| Try it |
Every line in the records below with the string "name" is to be copied out.

| Exercise materials |
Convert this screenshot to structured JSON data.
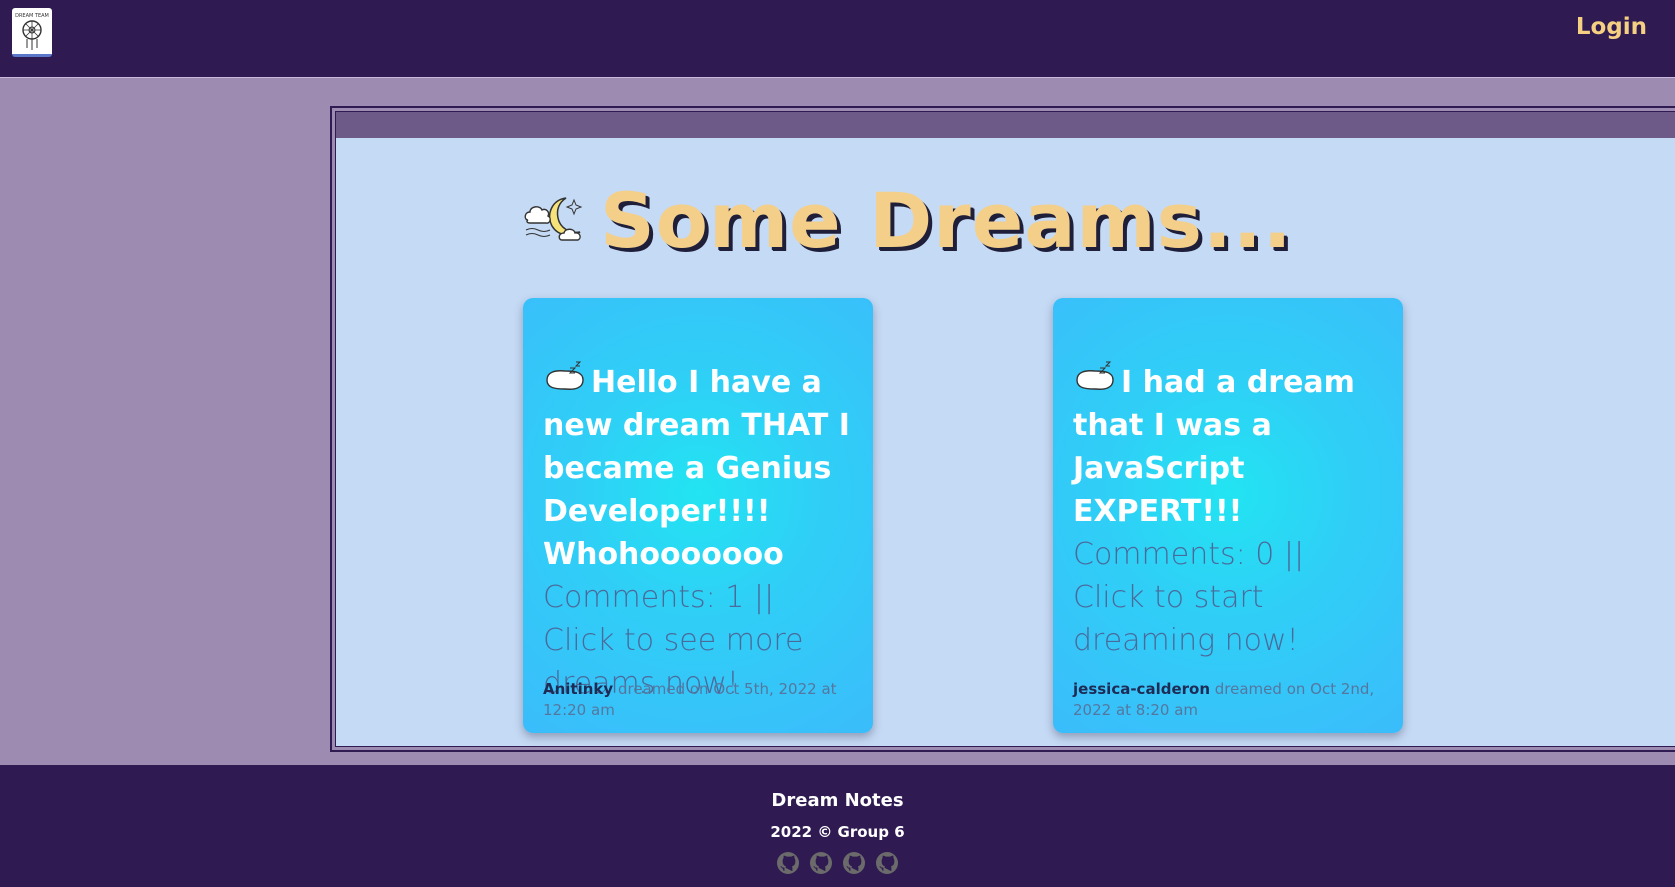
{
  "header": {
    "logo_icon": "dream-catcher-logo-icon",
    "logo_text": "DREAM TEAM",
    "login_label": "Login"
  },
  "main": {
    "title": "Some Dreams...",
    "title_icon": "moon-cloud-icon",
    "cards": [
      {
        "icon": "pillow-icon",
        "title": "Hello I have a new dream THAT I became a Genius Developer!!!! Whohooooooo",
        "comments": "Comments: 1 || Click to see more dreams now!",
        "author": "Anitinky",
        "dated": "dreamed on Oct 5th, 2022 at 12:20 am"
      },
      {
        "icon": "pillow-icon",
        "title": "I had a dream that I was a JavaScript EXPERT!!!",
        "comments": "Comments: 0 || Click to start dreaming now!",
        "author": "jessica-calderon",
        "dated": "dreamed on Oct 2nd, 2022 at 8:20 am"
      }
    ]
  },
  "footer": {
    "title": "Dream Notes",
    "copyright": "2022 © Group 6",
    "icons": [
      "github-icon",
      "github-icon",
      "github-icon",
      "github-icon"
    ]
  },
  "colors": {
    "header_bg": "#2f1a51",
    "page_bg": "#9d8bb2",
    "panel_bg": "#c5daf5",
    "accent": "#f5cf82",
    "card_center": "#22e4f2",
    "card_edge": "#3bbcfb"
  }
}
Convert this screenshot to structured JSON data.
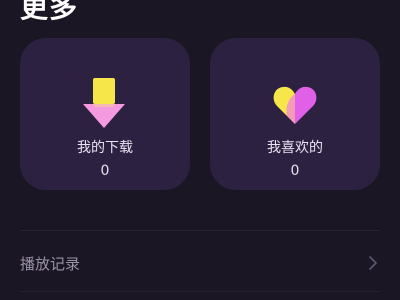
{
  "section": {
    "title": "更多"
  },
  "cards": {
    "downloads": {
      "label": "我的下载",
      "count": "0",
      "icon": "download-arrow-icon",
      "colors": {
        "top": "#f7e64a",
        "arrow": "#f59ae0"
      }
    },
    "favorites": {
      "label": "我喜欢的",
      "count": "0",
      "icon": "heart-icon",
      "colors": {
        "left": "#f7e64a",
        "right": "#e061e8"
      }
    }
  },
  "list": {
    "history": {
      "label": "播放记录",
      "icon": "chevron-right-icon"
    }
  }
}
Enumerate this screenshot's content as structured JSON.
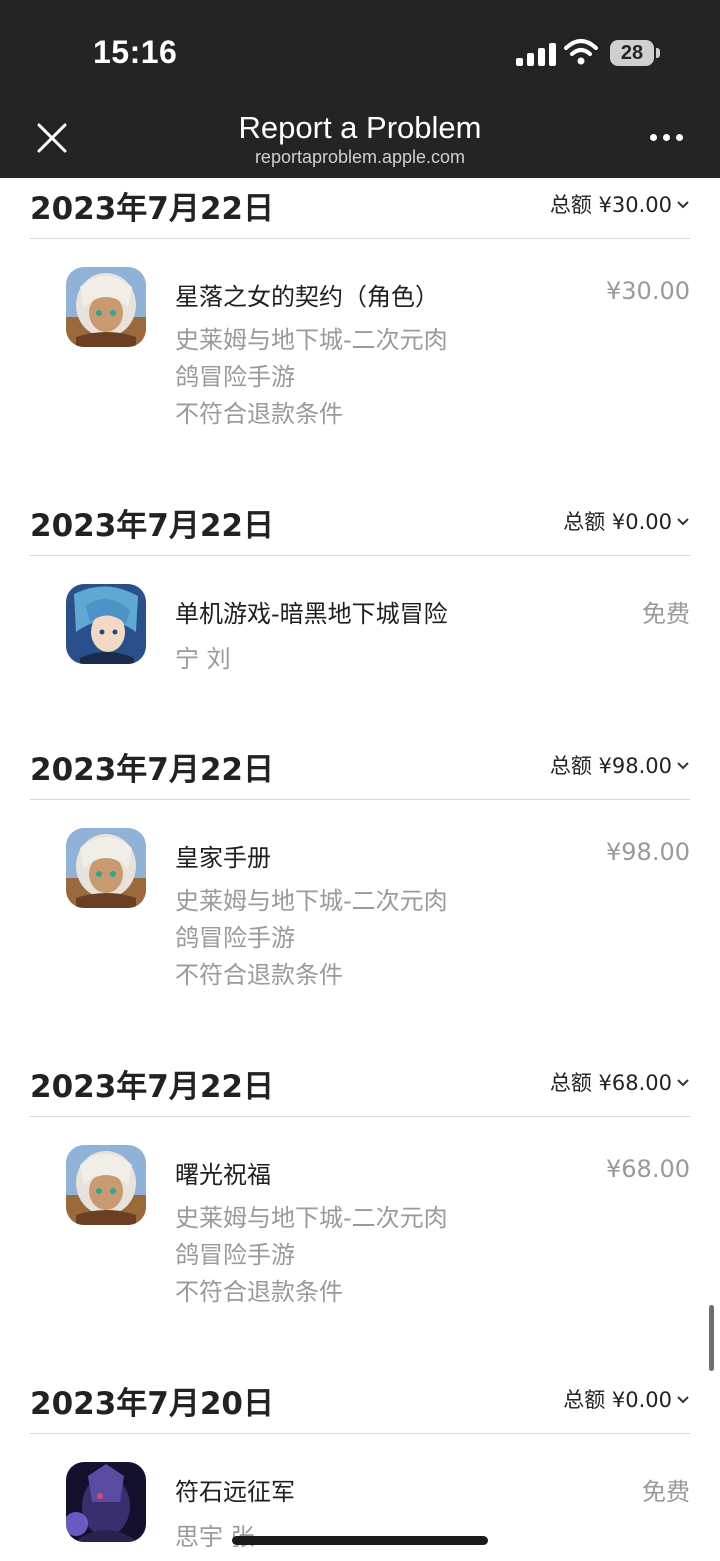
{
  "status_bar": {
    "time": "15:16",
    "battery": "28"
  },
  "header": {
    "title": "Report a Problem",
    "url": "reportaproblem.apple.com"
  },
  "purchases": [
    {
      "date": "2023年7月22日",
      "total": "总额 ¥30.00",
      "item": {
        "name": "星落之女的契约（角色）",
        "publisher_line1": "史莱姆与地下城-二次元肉",
        "publisher_line2": "鸽冒险手游",
        "status": "不符合退款条件",
        "price": "¥30.00",
        "icon": "anime-girl-icon"
      }
    },
    {
      "date": "2023年7月22日",
      "total": "总额 ¥0.00",
      "item": {
        "name": "单机游戏-暗黑地下城冒险",
        "publisher_line1": "宁 刘",
        "price": "免费",
        "icon": "anime-boy-icon"
      }
    },
    {
      "date": "2023年7月22日",
      "total": "总额 ¥98.00",
      "item": {
        "name": "皇家手册",
        "publisher_line1": "史莱姆与地下城-二次元肉",
        "publisher_line2": "鸽冒险手游",
        "status": "不符合退款条件",
        "price": "¥98.00",
        "icon": "anime-girl-icon"
      }
    },
    {
      "date": "2023年7月22日",
      "total": "总额 ¥68.00",
      "item": {
        "name": "曙光祝福",
        "publisher_line1": "史莱姆与地下城-二次元肉",
        "publisher_line2": "鸽冒险手游",
        "status": "不符合退款条件",
        "price": "¥68.00",
        "icon": "anime-girl-icon"
      }
    },
    {
      "date": "2023年7月20日",
      "total": "总额 ¥0.00",
      "item": {
        "name": "符石远征军",
        "publisher_line1": "思宇 张",
        "price": "免费",
        "icon": "dark-knight-icon"
      }
    }
  ]
}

| Answer section |
        "name": "星落之女的契约（角色）",
        "name": "单机游戏-暗黑地下城冒险",
        "name": "皇家手册",
        "name": "曙光祝福",
        "name": "符石远征军",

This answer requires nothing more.